Entries taken from a collection:
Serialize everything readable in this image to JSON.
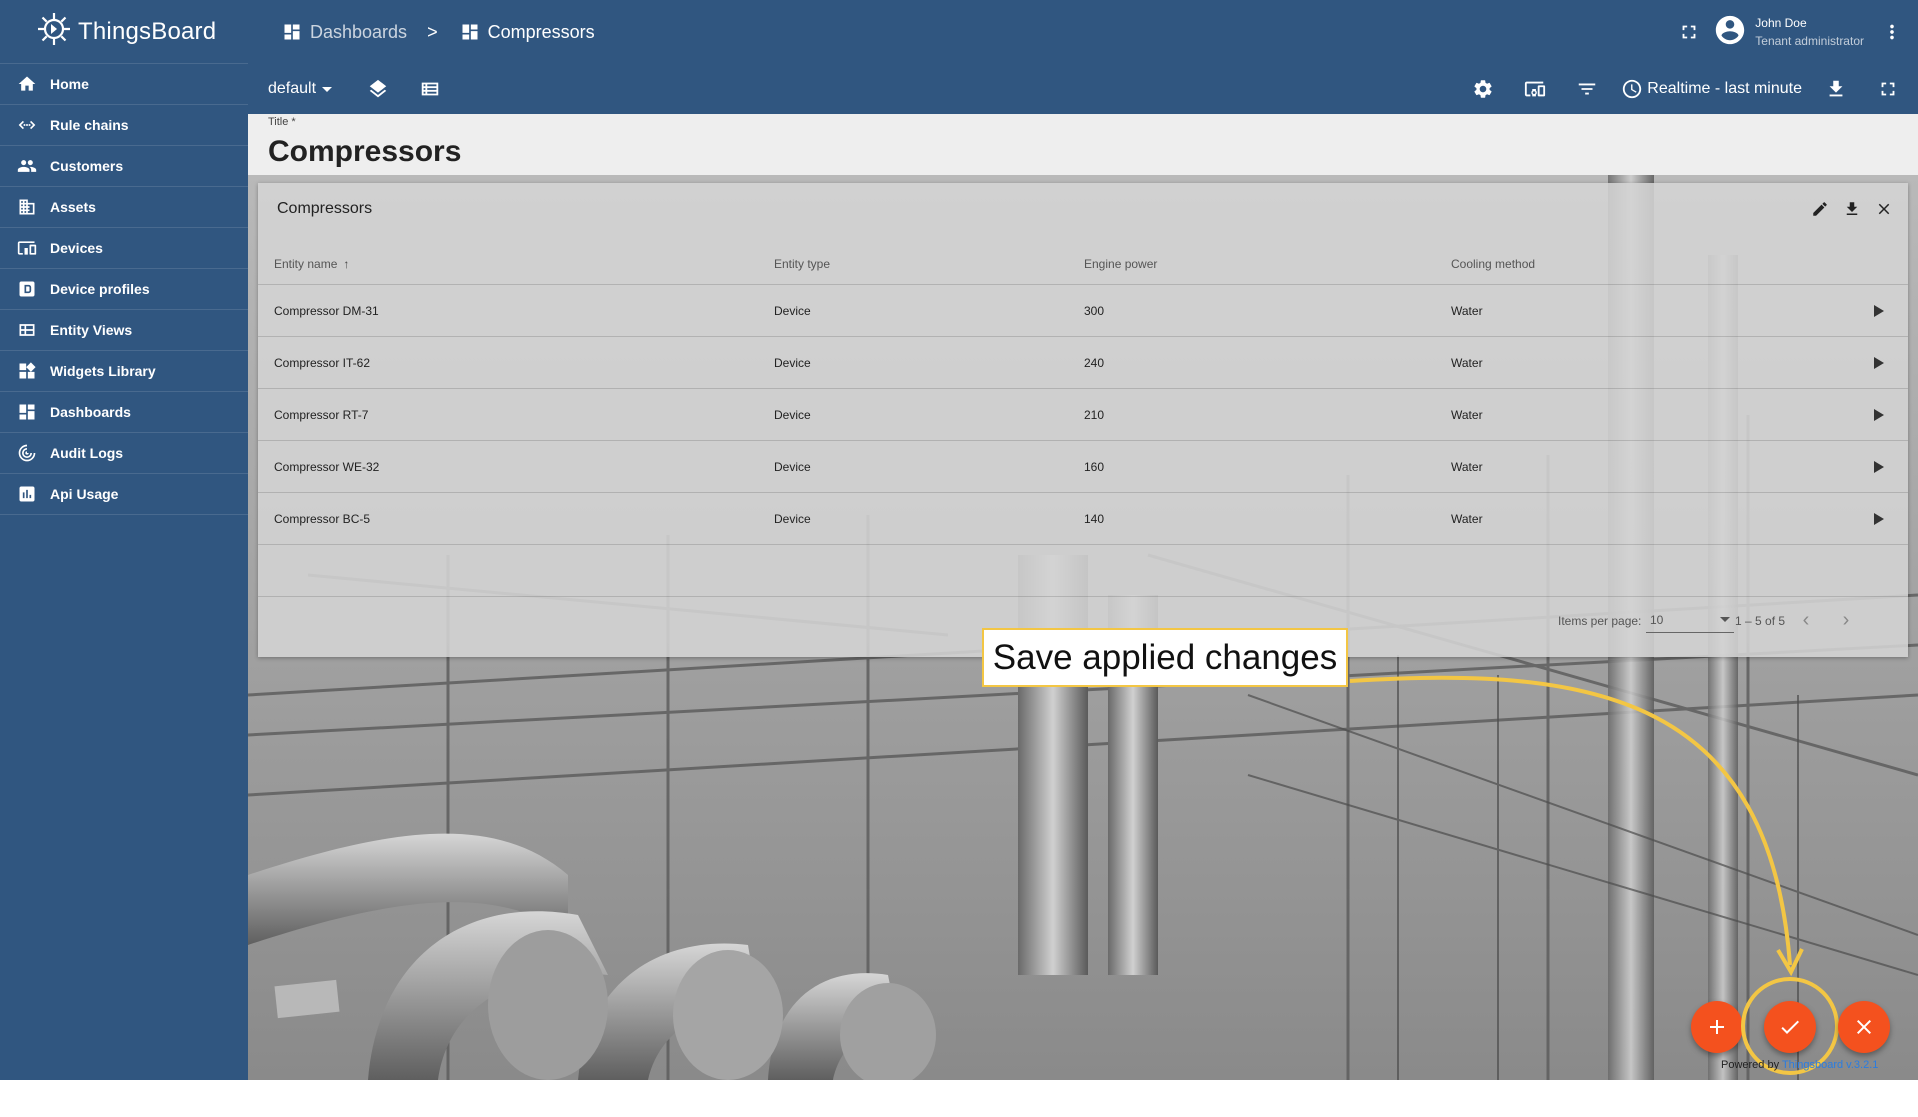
{
  "app": {
    "name": "ThingsBoard"
  },
  "sidebar": {
    "items": [
      {
        "label": "Home",
        "icon": "home-icon"
      },
      {
        "label": "Rule chains",
        "icon": "rule-chains-icon"
      },
      {
        "label": "Customers",
        "icon": "customers-icon"
      },
      {
        "label": "Assets",
        "icon": "assets-icon"
      },
      {
        "label": "Devices",
        "icon": "devices-icon"
      },
      {
        "label": "Device profiles",
        "icon": "device-profiles-icon"
      },
      {
        "label": "Entity Views",
        "icon": "entity-views-icon"
      },
      {
        "label": "Widgets Library",
        "icon": "widgets-library-icon"
      },
      {
        "label": "Dashboards",
        "icon": "dashboards-icon"
      },
      {
        "label": "Audit Logs",
        "icon": "audit-logs-icon"
      },
      {
        "label": "Api Usage",
        "icon": "api-usage-icon"
      }
    ]
  },
  "breadcrumb": {
    "parent": "Dashboards",
    "separator": ">",
    "current": "Compressors"
  },
  "user": {
    "name": "John Doe",
    "role": "Tenant administrator"
  },
  "toolbar": {
    "layout": "default",
    "time_window": "Realtime - last minute"
  },
  "title_field": {
    "label": "Title *",
    "value": "Compressors"
  },
  "widget": {
    "title": "Compressors",
    "columns": [
      "Entity name",
      "Entity type",
      "Engine power",
      "Cooling method"
    ],
    "sort_indicator": "↑",
    "rows": [
      {
        "name": "Compressor DM-31",
        "type": "Device",
        "power": "300",
        "cooling": "Water"
      },
      {
        "name": "Compressor IT-62",
        "type": "Device",
        "power": "240",
        "cooling": "Water"
      },
      {
        "name": "Compressor RT-7",
        "type": "Device",
        "power": "210",
        "cooling": "Water"
      },
      {
        "name": "Compressor WE-32",
        "type": "Device",
        "power": "160",
        "cooling": "Water"
      },
      {
        "name": "Compressor BC-5",
        "type": "Device",
        "power": "140",
        "cooling": "Water"
      }
    ],
    "pager": {
      "items_per_page_label": "Items per page:",
      "items_per_page": "10",
      "range": "1 – 5 of 5"
    }
  },
  "callout": {
    "text": "Save applied changes",
    "color": "#f3c644"
  },
  "footer": {
    "powered_prefix": "Powered by",
    "powered_link": "Thingsboard v.3.2.1"
  },
  "colors": {
    "primary": "#305680",
    "accent": "#f4511e"
  }
}
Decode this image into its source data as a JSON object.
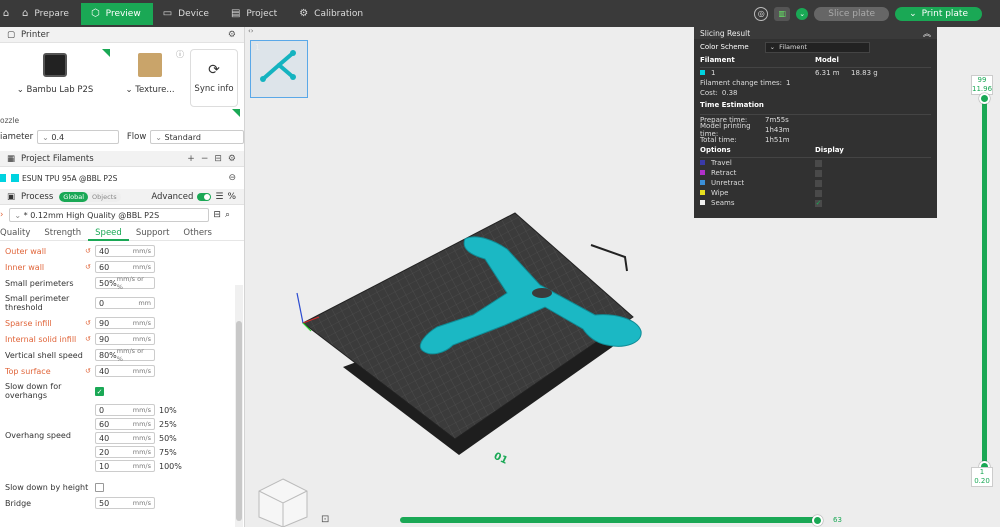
{
  "topbar": {
    "tabs": [
      {
        "label": "Prepare",
        "icon": "home-icon"
      },
      {
        "label": "Preview",
        "icon": "cube-icon",
        "active": true
      },
      {
        "label": "Device",
        "icon": "device-icon"
      },
      {
        "label": "Project",
        "icon": "project-icon"
      },
      {
        "label": "Calibration",
        "icon": "calibration-icon"
      }
    ],
    "slice_label": "Slice plate",
    "print_label": "Print plate"
  },
  "printer": {
    "section_title": "Printer",
    "printer_name": "Bambu Lab P2S",
    "plate_name": "Texture...",
    "sync_label": "Sync info",
    "nozzle_label": "ozzle",
    "diameter_label": "iameter",
    "diameter_value": "0.4",
    "flow_label": "Flow",
    "flow_value": "Standard"
  },
  "filaments": {
    "section_title": "Project Filaments",
    "item": "ESUN TPU 95A @BBL P2S",
    "color": "#00d3e0"
  },
  "process": {
    "section_title": "Process",
    "global_label": "Global",
    "objects_label": "Objects",
    "advanced_label": "Advanced",
    "preset": "* 0.12mm High Quality @BBL P2S",
    "tabs": [
      "Quality",
      "Strength",
      "Speed",
      "Support",
      "Others"
    ],
    "active_tab": "Speed"
  },
  "params": [
    {
      "label": "Outer wall",
      "value": "40",
      "unit": "mm/s",
      "modified": true
    },
    {
      "label": "Inner wall",
      "value": "60",
      "unit": "mm/s",
      "modified": true
    },
    {
      "label": "Small perimeters",
      "value": "50%",
      "unit": "mm/s or %",
      "modified": false
    },
    {
      "label": "Small perimeter threshold",
      "value": "0",
      "unit": "mm",
      "modified": false
    },
    {
      "label": "Sparse infill",
      "value": "90",
      "unit": "mm/s",
      "modified": true
    },
    {
      "label": "Internal solid infill",
      "value": "90",
      "unit": "mm/s",
      "modified": true
    },
    {
      "label": "Vertical shell speed",
      "value": "80%",
      "unit": "mm/s or %",
      "modified": false
    },
    {
      "label": "Top surface",
      "value": "40",
      "unit": "mm/s",
      "modified": true
    }
  ],
  "slow_down_overhangs": {
    "label": "Slow down for overhangs",
    "checked": true
  },
  "overhang": {
    "label": "Overhang speed",
    "rows": [
      {
        "value": "0",
        "unit": "mm/s",
        "pct": "10%"
      },
      {
        "value": "60",
        "unit": "mm/s",
        "pct": "25%"
      },
      {
        "value": "40",
        "unit": "mm/s",
        "pct": "50%"
      },
      {
        "value": "20",
        "unit": "mm/s",
        "pct": "75%"
      },
      {
        "value": "10",
        "unit": "mm/s",
        "pct": "100%"
      }
    ]
  },
  "slow_down_height": {
    "label": "Slow down by height",
    "checked": false
  },
  "bridge": {
    "label": "Bridge",
    "value": "50",
    "unit": "mm/s"
  },
  "slicing_result": {
    "title": "Slicing Result",
    "color_scheme_label": "Color Scheme",
    "color_scheme_value": "Filament",
    "col_filament": "Filament",
    "col_model": "Model",
    "filament_id": "1",
    "filament_length": "6.31 m",
    "filament_weight": "18.83 g",
    "change_times_label": "Filament change times:",
    "change_times": "1",
    "cost_label": "Cost:",
    "cost": "0.38",
    "time_title": "Time Estimation",
    "prepare_label": "Prepare time:",
    "prepare_time": "7m55s",
    "model_time_label": "Model printing time:",
    "model_time": "1h43m",
    "total_label": "Total time:",
    "total_time": "1h51m",
    "options_label": "Options",
    "display_label": "Display",
    "options": [
      {
        "label": "Travel",
        "color": "#3a3aa8",
        "checked": false
      },
      {
        "label": "Retract",
        "color": "#b030c8",
        "checked": false
      },
      {
        "label": "Unretract",
        "color": "#3b8fd8",
        "checked": false
      },
      {
        "label": "Wipe",
        "color": "#e8e020",
        "checked": false
      },
      {
        "label": "Seams",
        "color": "#f0f0f0",
        "checked": true
      }
    ]
  },
  "layer_slider": {
    "top_layer": "99",
    "top_height": "11.96",
    "bottom_layer": "1",
    "bottom_height": "0.20"
  },
  "move_slider": {
    "value": "63"
  },
  "plate_number": "01",
  "thumbnail_number": "1",
  "colors": {
    "accent": "#1aa855",
    "filament": "#00d3e0",
    "modified": "#e0653a"
  }
}
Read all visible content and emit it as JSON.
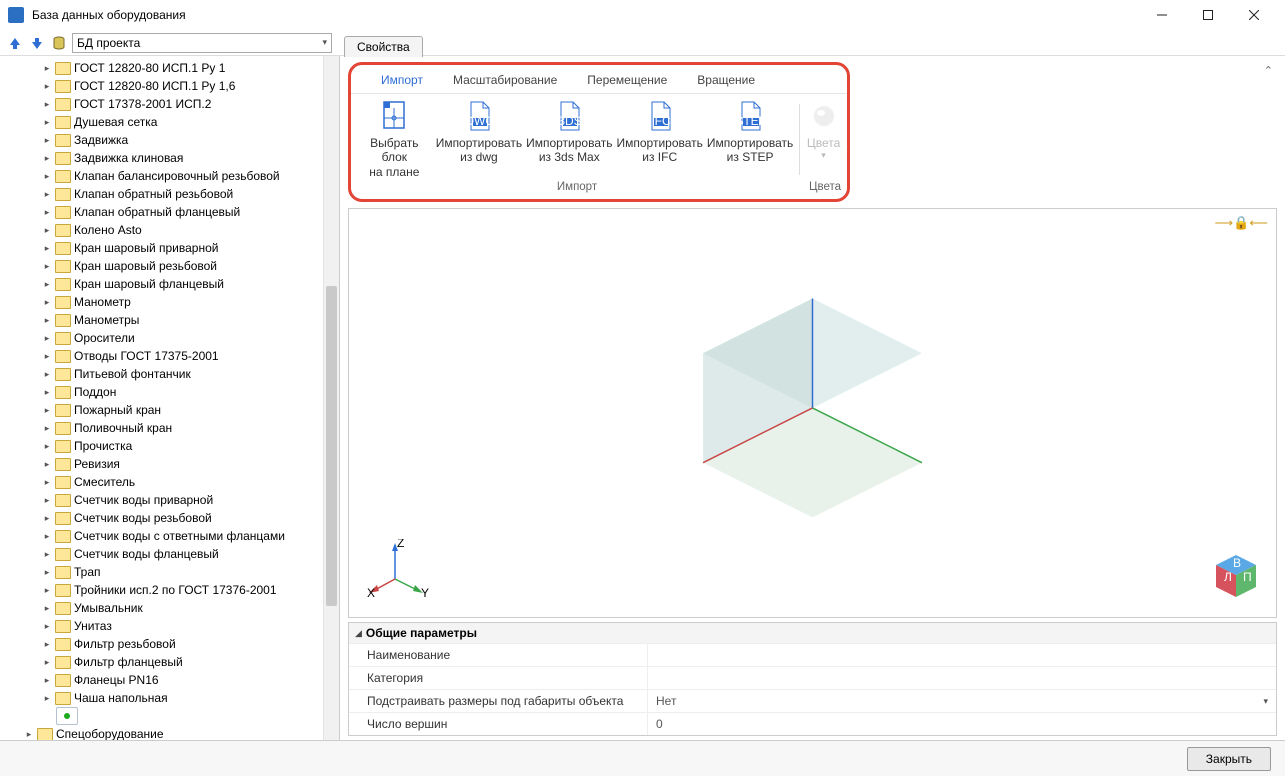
{
  "window": {
    "title": "База данных оборудования"
  },
  "toolbar": {
    "db_selected": "БД проекта"
  },
  "side_tab": {
    "label": "Свойства"
  },
  "tree": {
    "items": [
      "ГОСТ 12820-80 ИСП.1 Ру 1",
      "ГОСТ 12820-80 ИСП.1 Ру 1,6",
      "ГОСТ 17378-2001 ИСП.2",
      "Душевая сетка",
      "Задвижка",
      "Задвижка клиновая",
      "Клапан балансировочный резьбовой",
      "Клапан обратный резьбовой",
      "Клапан обратный фланцевый",
      "Колено Asto",
      "Кран шаровый приварной",
      "Кран шаровый резьбовой",
      "Кран шаровый фланцевый",
      "Манометр",
      "Манометры",
      "Оросители",
      "Отводы ГОСТ 17375-2001",
      "Питьевой фонтанчик",
      "Поддон",
      "Пожарный кран",
      "Поливочный кран",
      "Прочистка",
      "Ревизия",
      "Смеситель",
      "Счетчик воды приварной",
      "Счетчик воды резьбовой",
      "Счетчик воды с ответными фланцами",
      "Счетчик воды фланцевый",
      "Трап",
      "Тройники исп.2 по ГОСТ 17376-2001",
      "Умывальник",
      "Унитаз",
      "Фильтр резьбовой",
      "Фильтр фланцевый",
      "Фланецы PN16",
      "Чаша напольная"
    ],
    "root": "Спецоборудование"
  },
  "ribbon": {
    "tabs": [
      "Импорт",
      "Масштабирование",
      "Перемещение",
      "Вращение"
    ],
    "active_tab": 0,
    "buttons": {
      "select_block": {
        "line1": "Выбрать блок",
        "line2": "на плане"
      },
      "import_dwg": {
        "line1": "Импортировать",
        "line2": "из dwg",
        "badge": "DWG"
      },
      "import_3ds": {
        "line1": "Импортировать",
        "line2": "из 3ds Max",
        "badge": "3DS"
      },
      "import_ifc": {
        "line1": "Импортировать",
        "line2": "из IFC",
        "badge": "IFC"
      },
      "import_step": {
        "line1": "Импортировать",
        "line2": "из STEP",
        "badge": "STEP"
      },
      "colors_label": "Цвета",
      "colors_disabled": "Цвета"
    },
    "group_label": "Импорт"
  },
  "axis_labels": {
    "x": "X",
    "y": "Y",
    "z": "Z"
  },
  "cube_labels": {
    "left": "Л",
    "front": "П",
    "top": "В"
  },
  "properties": {
    "header": "Общие параметры",
    "rows": [
      {
        "label": "Наименование",
        "value": ""
      },
      {
        "label": "Категория",
        "value": ""
      },
      {
        "label": "Подстраивать размеры под габариты объекта",
        "value": "Нет",
        "dropdown": true
      },
      {
        "label": "Число вершин",
        "value": "0"
      }
    ]
  },
  "footer": {
    "close": "Закрыть"
  }
}
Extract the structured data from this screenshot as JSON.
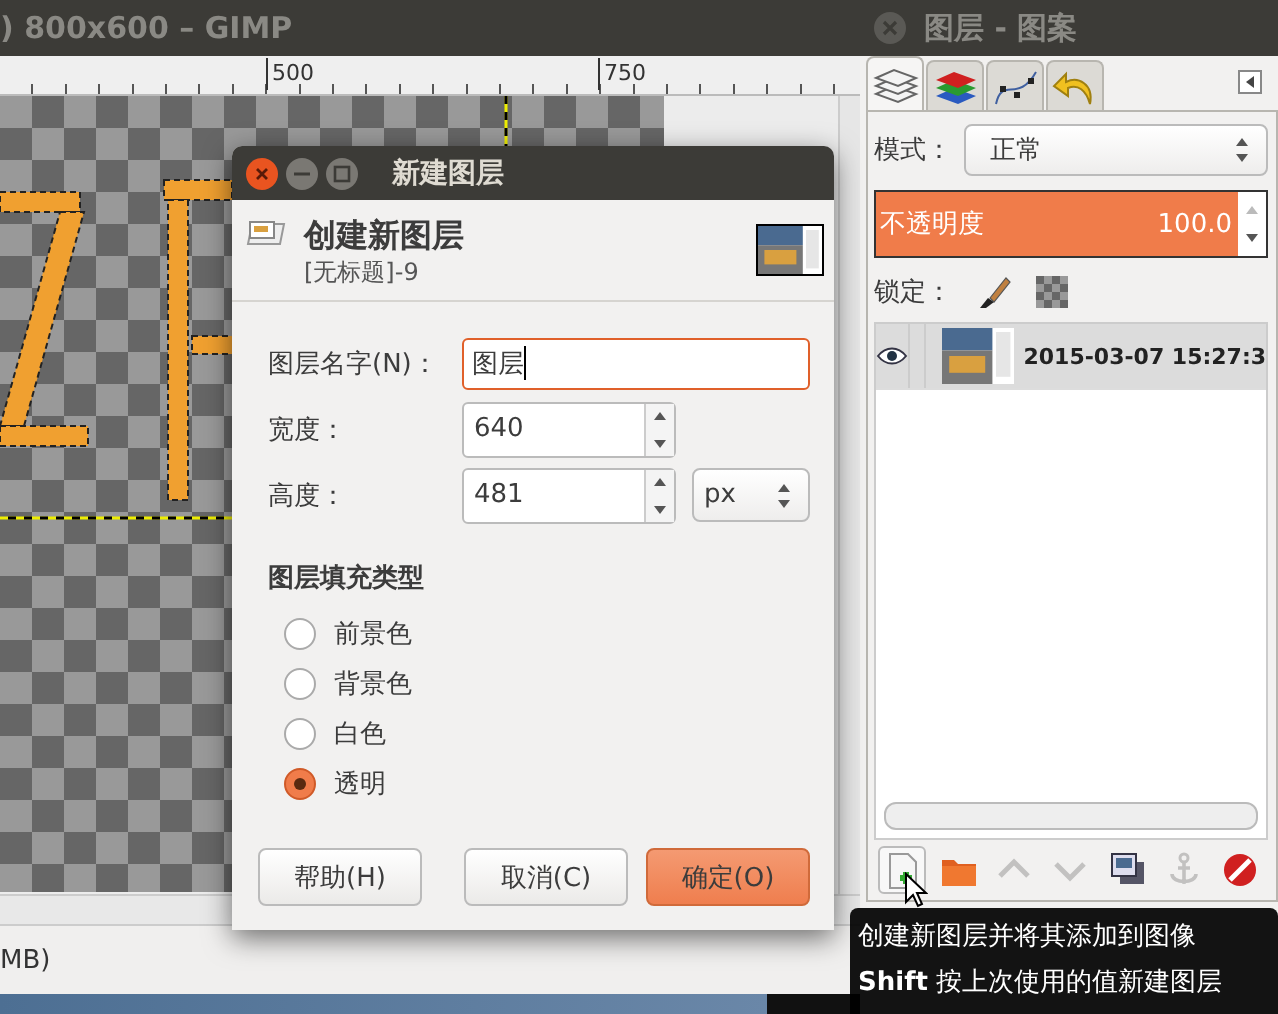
{
  "gimp_window": {
    "title": ") 800x600 – GIMP",
    "ruler_labels": [
      "500",
      "750"
    ],
    "status_text": "MB)"
  },
  "layers_dock": {
    "title": "图层 - 图案",
    "tabs": [
      {
        "kind": "layers",
        "selected": true
      },
      {
        "kind": "channels",
        "selected": false
      },
      {
        "kind": "paths",
        "selected": false
      },
      {
        "kind": "undo",
        "selected": false
      }
    ],
    "mode": {
      "label": "模式：",
      "value": "正常"
    },
    "opacity": {
      "label": "不透明度",
      "reading": "100.0",
      "level": 1.0
    },
    "lock": {
      "label": "锁定："
    },
    "layers": [
      {
        "name": "2015-03-07 15:27:3",
        "visible": true,
        "selected": true
      }
    ],
    "buttons": [
      {
        "kind": "new-layer",
        "disabled": false
      },
      {
        "kind": "folder",
        "disabled": false
      },
      {
        "kind": "raise",
        "disabled": true
      },
      {
        "kind": "lower",
        "disabled": true
      },
      {
        "kind": "duplicate",
        "disabled": false
      },
      {
        "kind": "anchor",
        "disabled": true
      },
      {
        "kind": "delete",
        "disabled": false
      }
    ]
  },
  "tooltip": {
    "lines": [
      "创建新图层并将其添加到图像",
      "**Shift** 按上次使用的值新建图层"
    ]
  },
  "dialog": {
    "title": "新建图层",
    "heading": "创建新图层",
    "subtitle": "[无标题]-9",
    "fields": [
      {
        "label": "图层名字(N)：",
        "value": "图层",
        "kind": "text",
        "focused": true
      },
      {
        "label": "宽度：",
        "value": "640",
        "kind": "spin",
        "focused": false
      },
      {
        "label": "高度：",
        "value": "481",
        "kind": "spin",
        "unit": "px",
        "focused": false
      }
    ],
    "fill_title": "图层填充类型",
    "fill_options": [
      {
        "label": "前景色",
        "selected": false
      },
      {
        "label": "背景色",
        "selected": false
      },
      {
        "label": "白色",
        "selected": false
      },
      {
        "label": "透明",
        "selected": true
      }
    ],
    "buttons": [
      {
        "label": "帮助(H)",
        "kind": "normal"
      },
      {
        "label": "取消(C)",
        "kind": "normal"
      },
      {
        "label": "确定(O)",
        "kind": "default"
      }
    ]
  }
}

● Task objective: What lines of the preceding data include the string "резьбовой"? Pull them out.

● Expected output:
      "Клапан балансировочный резьбовой",
      "Клапан обратный резьбовой",
      "Кран шаровый резьбовой",
      "Счетчик воды резьбовой",
      "Фильтр резьбовой",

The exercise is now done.